Monday, April 13, 2009

the Mark Woolley Gallery

I left London for Portland in 1978 and spent only 3 years here then, but would continue to return for vacations. In 1996 I made what would be a fateful trip, as I met my husband to be. I also met Mark Woolley that year, who is now closing his gallery.

Pietro Ferrua, famous conscientious objector and anarchist, was curating an INI group show at Mark’s. I figured that Mark Woolley could be no ordinary gallery as this INI group (such as it was) was based on international mail art – not your typical commercial gallery fodder.

Once I moved out here I was haplessly working out wedding details in a rush, something I don’t wish on my worst enemy. There are things I would do differently but I have no regrets about having my wedding reception at Mark’s gallery, which was then a warm, upstairs space in the Pearl, still rough around the edges.

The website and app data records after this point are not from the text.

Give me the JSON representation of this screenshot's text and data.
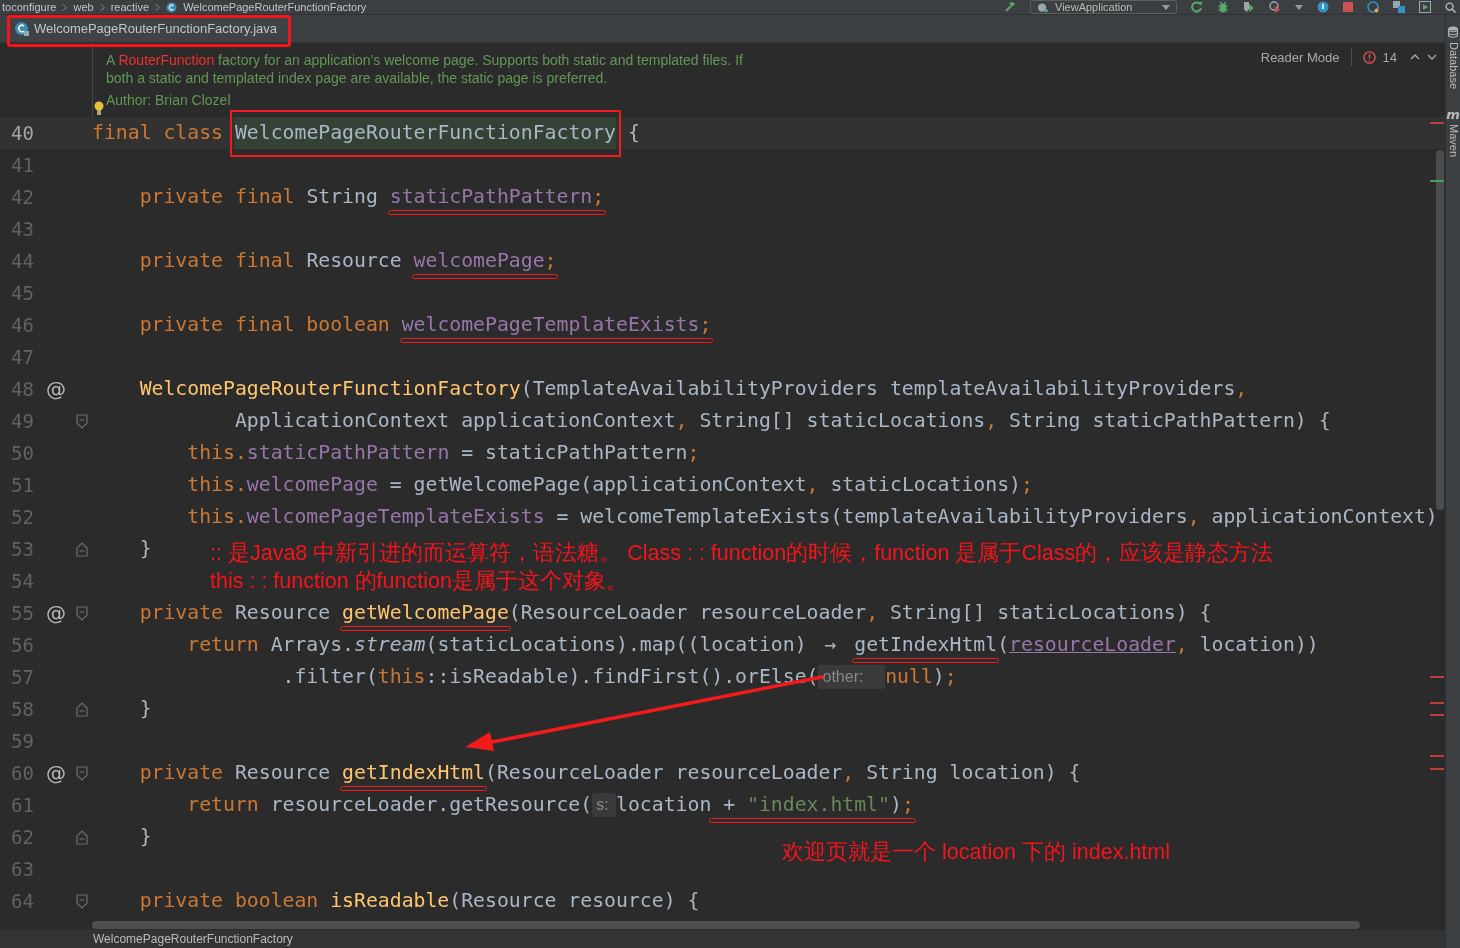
{
  "toolbar": {
    "breadcrumbs": [
      "toconfigure",
      "web",
      "reactive",
      "WelcomePageRouterFunctionFactory"
    ],
    "run_configuration": "ViewApplication"
  },
  "tabs": [
    {
      "label": "WelcomePageRouterFunctionFactory.java",
      "selected": true,
      "boxed": true
    }
  ],
  "inspection": {
    "reader_mode": "Reader Mode",
    "problem_count": "14"
  },
  "doc": {
    "before": "A ",
    "link": "RouterFunction",
    "after": " factory for an application's welcome page. Supports both static and templated files. If both a static and templated index page are available, the static page is preferred.",
    "author": "Author: Brian Clozel"
  },
  "code": {
    "lines": [
      {
        "number": "40",
        "current": true,
        "segments": [
          {
            "kind": "plain",
            "tokens": [
              {
                "kind": "kw",
                "text": "final class "
              }
            ]
          },
          {
            "kind": "boxed",
            "tokens": [
              {
                "kind": "highlight",
                "text": "WelcomePageRouterFunctionFactory"
              }
            ]
          },
          {
            "kind": "plain",
            "tokens": [
              {
                "kind": "plain",
                "text": " {"
              }
            ]
          }
        ]
      },
      {
        "number": "41",
        "current": false
      },
      {
        "number": "42",
        "current": false,
        "segments": [
          {
            "kind": "plain",
            "tokens": [
              {
                "kind": "kw",
                "text": "    private final "
              },
              {
                "kind": "plain",
                "text": "String "
              }
            ]
          },
          {
            "kind": "underlined",
            "tokens": [
              {
                "kind": "field",
                "text": "staticPathPattern"
              },
              {
                "kind": "punct",
                "text": ";"
              }
            ]
          }
        ]
      },
      {
        "number": "43",
        "current": false
      },
      {
        "number": "44",
        "current": false,
        "segments": [
          {
            "kind": "plain",
            "tokens": [
              {
                "kind": "kw",
                "text": "    private final "
              },
              {
                "kind": "plain",
                "text": "Resource "
              }
            ]
          },
          {
            "kind": "underlined",
            "tokens": [
              {
                "kind": "field",
                "text": "welcomePage"
              },
              {
                "kind": "punct",
                "text": ";"
              }
            ]
          }
        ]
      },
      {
        "number": "45",
        "current": false
      },
      {
        "number": "46",
        "current": false,
        "segments": [
          {
            "kind": "plain",
            "tokens": [
              {
                "kind": "kw",
                "text": "    private final boolean "
              }
            ]
          },
          {
            "kind": "underlined",
            "tokens": [
              {
                "kind": "field",
                "text": "welcomePageTemplateExists"
              },
              {
                "kind": "punct",
                "text": ";"
              }
            ]
          }
        ]
      },
      {
        "number": "47",
        "current": false
      },
      {
        "number": "48",
        "current": false,
        "marker": "@",
        "segments": [
          {
            "kind": "plain",
            "tokens": [
              {
                "kind": "method",
                "text": "    WelcomePageRouterFunctionFactory"
              },
              {
                "kind": "plain",
                "text": "(TemplateAvailabilityProviders templateAvailabilityProviders"
              },
              {
                "kind": "punct",
                "text": ","
              }
            ]
          }
        ]
      },
      {
        "number": "49",
        "current": false,
        "fold": {
          "kind": "start"
        },
        "segments": [
          {
            "kind": "plain",
            "tokens": [
              {
                "kind": "plain",
                "text": "            ApplicationContext applicationContext"
              },
              {
                "kind": "punct",
                "text": ", "
              },
              {
                "kind": "plain",
                "text": "String[] staticLocations"
              },
              {
                "kind": "punct",
                "text": ", "
              },
              {
                "kind": "plain",
                "text": "String staticPathPattern) {"
              }
            ]
          }
        ]
      },
      {
        "number": "50",
        "current": false,
        "segments": [
          {
            "kind": "plain",
            "tokens": [
              {
                "kind": "kw",
                "text": "        this."
              },
              {
                "kind": "field",
                "text": "staticPathPattern"
              },
              {
                "kind": "plain",
                "text": " = staticPathPattern"
              },
              {
                "kind": "punct",
                "text": ";"
              }
            ]
          }
        ]
      },
      {
        "number": "51",
        "current": false,
        "segments": [
          {
            "kind": "plain",
            "tokens": [
              {
                "kind": "kw",
                "text": "        this."
              },
              {
                "kind": "field",
                "text": "welcomePage"
              },
              {
                "kind": "plain",
                "text": " = getWelcomePage(applicationContext"
              },
              {
                "kind": "punct",
                "text": ", "
              },
              {
                "kind": "plain",
                "text": "staticLocations)"
              },
              {
                "kind": "punct",
                "text": ";"
              }
            ]
          }
        ]
      },
      {
        "number": "52",
        "current": false,
        "segments": [
          {
            "kind": "plain",
            "tokens": [
              {
                "kind": "kw",
                "text": "        this."
              },
              {
                "kind": "field",
                "text": "welcomePageTemplateExists"
              },
              {
                "kind": "plain",
                "text": " = welcomeTemplateExists(templateAvailabilityProviders"
              },
              {
                "kind": "punct",
                "text": ", "
              },
              {
                "kind": "plain",
                "text": "applicationContext)"
              }
            ]
          }
        ]
      },
      {
        "number": "53",
        "current": false,
        "fold": {
          "kind": "end"
        },
        "segments": [
          {
            "kind": "plain",
            "tokens": [
              {
                "kind": "plain",
                "text": "    }"
              }
            ]
          }
        ]
      },
      {
        "number": "54",
        "current": false
      },
      {
        "number": "55",
        "current": false,
        "marker": "@",
        "fold": {
          "kind": "start"
        },
        "segments": [
          {
            "kind": "plain",
            "tokens": [
              {
                "kind": "kw",
                "text": "    private "
              },
              {
                "kind": "plain",
                "text": "Resource "
              }
            ]
          },
          {
            "kind": "underlined",
            "tokens": [
              {
                "kind": "method",
                "text": "getWelcomePage"
              }
            ]
          },
          {
            "kind": "plain",
            "tokens": [
              {
                "kind": "plain",
                "text": "(ResourceLoader resourceLoader"
              },
              {
                "kind": "punct",
                "text": ", "
              },
              {
                "kind": "plain",
                "text": "String[] staticLocations) {"
              }
            ]
          }
        ]
      },
      {
        "number": "56",
        "current": false,
        "segments": [
          {
            "kind": "plain",
            "tokens": [
              {
                "kind": "kw",
                "text": "        return "
              },
              {
                "kind": "plain",
                "text": "Arrays."
              },
              {
                "kind": "italic",
                "text": "stream"
              },
              {
                "kind": "plain",
                "text": "(staticLocations).map((location) "
              },
              {
                "kind": "arrow",
                "text": "→ "
              }
            ]
          },
          {
            "kind": "underlined",
            "tokens": [
              {
                "kind": "plain",
                "text": "getIndexHtml"
              }
            ]
          },
          {
            "kind": "plain",
            "tokens": [
              {
                "kind": "plain",
                "text": "("
              },
              {
                "kind": "param",
                "text": "resourceLoader"
              },
              {
                "kind": "punct",
                "text": ", "
              },
              {
                "kind": "plain",
                "text": "location))"
              }
            ]
          }
        ]
      },
      {
        "number": "57",
        "current": false,
        "segments": [
          {
            "kind": "plain",
            "tokens": [
              {
                "kind": "plain",
                "text": "                .filter("
              },
              {
                "kind": "kw",
                "text": "this"
              },
              {
                "kind": "plain",
                "text": "::isReadable).findFirst().orElse("
              },
              {
                "kind": "hint",
                "text": "other:"
              },
              {
                "kind": "kw",
                "text": "null"
              },
              {
                "kind": "plain",
                "text": ")"
              },
              {
                "kind": "punct",
                "text": ";"
              }
            ]
          }
        ]
      },
      {
        "number": "58",
        "current": false,
        "fold": {
          "kind": "end"
        },
        "segments": [
          {
            "kind": "plain",
            "tokens": [
              {
                "kind": "plain",
                "text": "    }"
              }
            ]
          }
        ]
      },
      {
        "number": "59",
        "current": false
      },
      {
        "number": "60",
        "current": false,
        "marker": "@",
        "fold": {
          "kind": "start"
        },
        "segments": [
          {
            "kind": "plain",
            "tokens": [
              {
                "kind": "kw",
                "text": "    private "
              },
              {
                "kind": "plain",
                "text": "Resource "
              }
            ]
          },
          {
            "kind": "underlined",
            "tokens": [
              {
                "kind": "method",
                "text": "getIndexHtml"
              }
            ]
          },
          {
            "kind": "plain",
            "tokens": [
              {
                "kind": "plain",
                "text": "(ResourceLoader resourceLoader"
              },
              {
                "kind": "punct",
                "text": ", "
              },
              {
                "kind": "plain",
                "text": "String location) {"
              }
            ]
          }
        ]
      },
      {
        "number": "61",
        "current": false,
        "segments": [
          {
            "kind": "plain",
            "tokens": [
              {
                "kind": "kw",
                "text": "        return "
              },
              {
                "kind": "plain",
                "text": "resourceLoader.getResource("
              },
              {
                "kind": "hint",
                "text": "s:"
              },
              {
                "kind": "plain",
                "text": "location"
              }
            ]
          },
          {
            "kind": "underlined",
            "tokens": [
              {
                "kind": "plain",
                "text": " + "
              },
              {
                "kind": "string",
                "text": "\"index.html\""
              },
              {
                "kind": "plain",
                "text": ")"
              },
              {
                "kind": "punct",
                "text": ";"
              }
            ]
          }
        ]
      },
      {
        "number": "62",
        "current": false,
        "fold": {
          "kind": "end"
        },
        "segments": [
          {
            "kind": "plain",
            "tokens": [
              {
                "kind": "plain",
                "text": "    }"
              }
            ]
          }
        ]
      },
      {
        "number": "63",
        "current": false
      },
      {
        "number": "64",
        "current": false,
        "fold": {
          "kind": "start"
        },
        "segments": [
          {
            "kind": "plain",
            "tokens": [
              {
                "kind": "kw",
                "text": "    private boolean "
              },
              {
                "kind": "method",
                "text": "isReadable"
              },
              {
                "kind": "plain",
                "text": "(Resource resource) {"
              }
            ]
          }
        ]
      }
    ]
  },
  "notes": [
    ":: 是Java8 中新引进的而运算符，语法糖。 Class : : function的时候，function 是属于Class的，应该是静态方法",
    "this : :  function 的function是属于这个对象。",
    "欢迎页就是一个 location 下的 index.html"
  ],
  "error_stripe": [
    {
      "color": "#bc3f3c"
    },
    {
      "color": "#499c54"
    },
    {
      "color": "#bc3f3c"
    },
    {
      "color": "#bc3f3c"
    },
    {
      "color": "#bc3f3c"
    },
    {
      "color": "#bc3f3c"
    },
    {
      "color": "#bc3f3c"
    }
  ],
  "tool_stripe": [
    {
      "kind": "database",
      "label": "Database"
    },
    {
      "kind": "maven",
      "glyph": "m",
      "label": "Maven"
    }
  ],
  "status_bar": {
    "breadcrumb": "WelcomePageRouterFunctionFactory"
  }
}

Little did I know that I would eventually clock in hundreds of hours at that space - it no longer resides in my mental sphere as just my wedding day. But the way that gallery space lives in my mind is just as good. That 9th Avenue space was where you ended up after a night of gallery hopping. You settled in with a glass of wine poured by great gallerinas like Carol Yarrow and Leah Emkin and had real conversations.

Still, the wedding reception was memorable - Three Leg Torso played. We had guests from all across the country, including a bevy of gorgeous girlfriends from New York, all from the fashion trade. And the current exhibition at the gallery stayed up during our reception, which was work by MK Guth. Could you have asked for a better exhibiting artist? I don’t think so. Nonetheless some of my relatives couldn’t understand the notorious soap sculpture of a wedding dress in the gallery, with words like Bitch and Whore on the individual bars of soap. My poor aunt and uncle from Wenatchee couldn’t wrap their heads around that one.

2 comments:

CAP said...

Sadly, I think everywhere we'll be seeing a lot of closures this year.

But like a lot of others, Mark will be there in the background still, as a private dealer and occasional curator. This seems to be a trusted strategem in hard times, not quite going underground, but becoming more private.

It may not be such a bad thing.

leah said...

so many good memories! hope you are well, leah